▸ **PROVIDED RECORDS**
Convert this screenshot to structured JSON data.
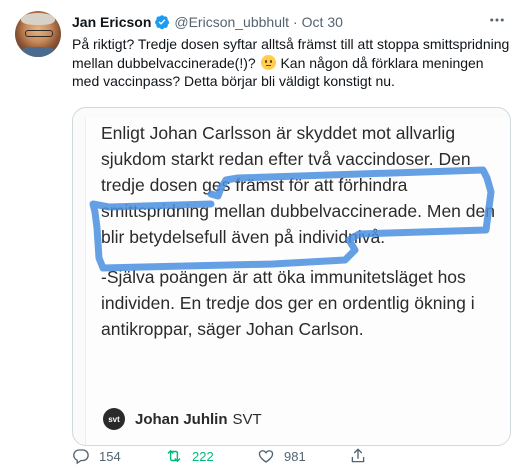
{
  "tweet": {
    "author_name": "Jan Ericson",
    "handle": "@Ericson_ubbhult",
    "separator": "·",
    "date": "Oct 30",
    "text_before_emoji": "På riktigt? Tredje dosen syftar alltså främst till att stoppa smittspridning mellan dubbelvaccinerade(!)? ",
    "text_after_emoji": " Kan någon då förklara meningen med vaccinpass? Detta börjar bli väldigt konstigt nu."
  },
  "media": {
    "paragraph1": "Enligt Johan Carlsson är skyddet mot allvarlig sjukdom starkt redan efter två vaccindoser. Den tredje dosen ges främst för att förhindra smittspridning mellan dubbelvaccinerade. Men den blir betydelsefull även på individnivå.",
    "paragraph2": "-Själva poängen är att öka immunitetsläget hos individen. En tredje dos ger en ordentlig ökning i antikroppar, säger Johan Carlson.",
    "byline_logo": "svt",
    "byline_author": "Johan Juhlin",
    "byline_outlet": "SVT",
    "highlight_color": "#4a8fe0"
  },
  "actions": {
    "replies": "154",
    "retweets": "222",
    "likes": "981"
  },
  "colors": {
    "verified": "#1d9bf0",
    "retweet_active": "#00ba7c",
    "secondary_text": "#536471"
  }
}
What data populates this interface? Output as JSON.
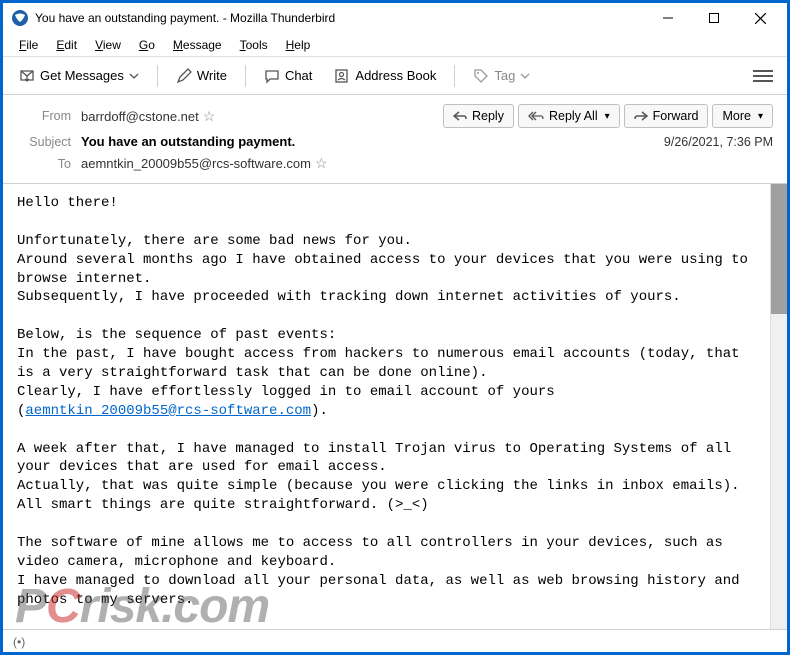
{
  "window": {
    "title": "You have an outstanding payment. - Mozilla Thunderbird"
  },
  "menubar": {
    "file": "File",
    "edit": "Edit",
    "view": "View",
    "go": "Go",
    "message": "Message",
    "tools": "Tools",
    "help": "Help"
  },
  "toolbar": {
    "get_messages": "Get Messages",
    "write": "Write",
    "chat": "Chat",
    "address_book": "Address Book",
    "tag": "Tag"
  },
  "header": {
    "from_label": "From",
    "from_value": "barrdoff@cstone.net",
    "subject_label": "Subject",
    "subject_value": "You have an outstanding payment.",
    "to_label": "To",
    "to_value": "aemntkin_20009b55@rcs-software.com",
    "date": "9/26/2021, 7:36 PM",
    "reply": "Reply",
    "reply_all": "Reply All",
    "forward": "Forward",
    "more": "More"
  },
  "body": {
    "greeting": "Hello there!",
    "p1": "Unfortunately, there are some bad news for you.\nAround several months ago I have obtained access to your devices that you were using to browse internet.\nSubsequently, I have proceeded with tracking down internet activities of yours.",
    "p2a": "Below, is the sequence of past events:\nIn the past, I have bought access from hackers to numerous email accounts (today, that is a very straightforward task that can be done online).\nClearly, I have effortlessly logged in to email account of yours (",
    "email_link": "aemntkin_20009b55@rcs-software.com",
    "p2b": ").",
    "p3": "A week after that, I have managed to install Trojan virus to Operating Systems of all your devices that are used for email access.\nActually, that was quite simple (because you were clicking the links in inbox emails).\nAll smart things are quite straightforward. (>_<)",
    "p4": "The software of mine allows me to access to all controllers in your devices, such as video camera, microphone and keyboard.\nI have managed to download all your personal data, as well as web browsing history and photos to my servers."
  },
  "statusbar": {
    "text": "(•)"
  },
  "watermark": {
    "p": "P",
    "c": "C",
    "rest": "risk.com"
  }
}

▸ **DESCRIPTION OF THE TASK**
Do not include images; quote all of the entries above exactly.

▸ **ANSWER BELOW**
Convert this screenshot to structured JSON data.
{
  "tweet": {
    "author_name": "Jan Ericson",
    "handle": "@Ericson_ubbhult",
    "separator": "·",
    "date": "Oct 30",
    "text_before_emoji": "På riktigt? Tredje dosen syftar alltså främst till att stoppa smittspridning mellan dubbelvaccinerade(!)? ",
    "text_after_emoji": " Kan någon då förklara meningen med vaccinpass? Detta börjar bli väldigt konstigt nu."
  },
  "media": {
    "paragraph1": "Enligt Johan Carlsson är skyddet mot allvarlig sjukdom starkt redan efter två vaccindoser. Den tredje dosen ges främst för att förhindra smittspridning mellan dubbelvaccinerade. Men den blir betydelsefull även på individnivå.",
    "paragraph2": "-Själva poängen är att öka immunitetsläget hos individen. En tredje dos ger en ordentlig ökning i antikroppar, säger Johan Carlson.",
    "byline_logo": "svt",
    "byline_author": "Johan Juhlin",
    "byline_outlet": "SVT",
    "highlight_color": "#4a8fe0"
  },
  "actions": {
    "replies": "154",
    "retweets": "222",
    "likes": "981"
  },
  "colors": {
    "verified": "#1d9bf0",
    "retweet_active": "#00ba7c",
    "secondary_text": "#536471"
  }
}
What data populates this interface? Output as JSON.
{
  "window": {
    "title": "You have an outstanding payment. - Mozilla Thunderbird"
  },
  "menubar": {
    "file": "File",
    "edit": "Edit",
    "view": "View",
    "go": "Go",
    "message": "Message",
    "tools": "Tools",
    "help": "Help"
  },
  "toolbar": {
    "get_messages": "Get Messages",
    "write": "Write",
    "chat": "Chat",
    "address_book": "Address Book",
    "tag": "Tag"
  },
  "header": {
    "from_label": "From",
    "from_value": "barrdoff@cstone.net",
    "subject_label": "Subject",
    "subject_value": "You have an outstanding payment.",
    "to_label": "To",
    "to_value": "aemntkin_20009b55@rcs-software.com",
    "date": "9/26/2021, 7:36 PM",
    "reply": "Reply",
    "reply_all": "Reply All",
    "forward": "Forward",
    "more": "More"
  },
  "body": {
    "greeting": "Hello there!",
    "p1": "Unfortunately, there are some bad news for you.\nAround several months ago I have obtained access to your devices that you were using to browse internet.\nSubsequently, I have proceeded with tracking down internet activities of yours.",
    "p2a": "Below, is the sequence of past events:\nIn the past, I have bought access from hackers to numerous email accounts (today, that is a very straightforward task that can be done online).\nClearly, I have effortlessly logged in to email account of yours (",
    "email_link": "aemntkin_20009b55@rcs-software.com",
    "p2b": ").",
    "p3": "A week after that, I have managed to install Trojan virus to Operating Systems of all your devices that are used for email access.\nActually, that was quite simple (because you were clicking the links in inbox emails).\nAll smart things are quite straightforward. (>_<)",
    "p4": "The software of mine allows me to access to all controllers in your devices, such as video camera, microphone and keyboard.\nI have managed to download all your personal data, as well as web browsing history and photos to my servers."
  },
  "statusbar": {
    "text": "(•)"
  },
  "watermark": {
    "p": "P",
    "c": "C",
    "rest": "risk.com"
  }
}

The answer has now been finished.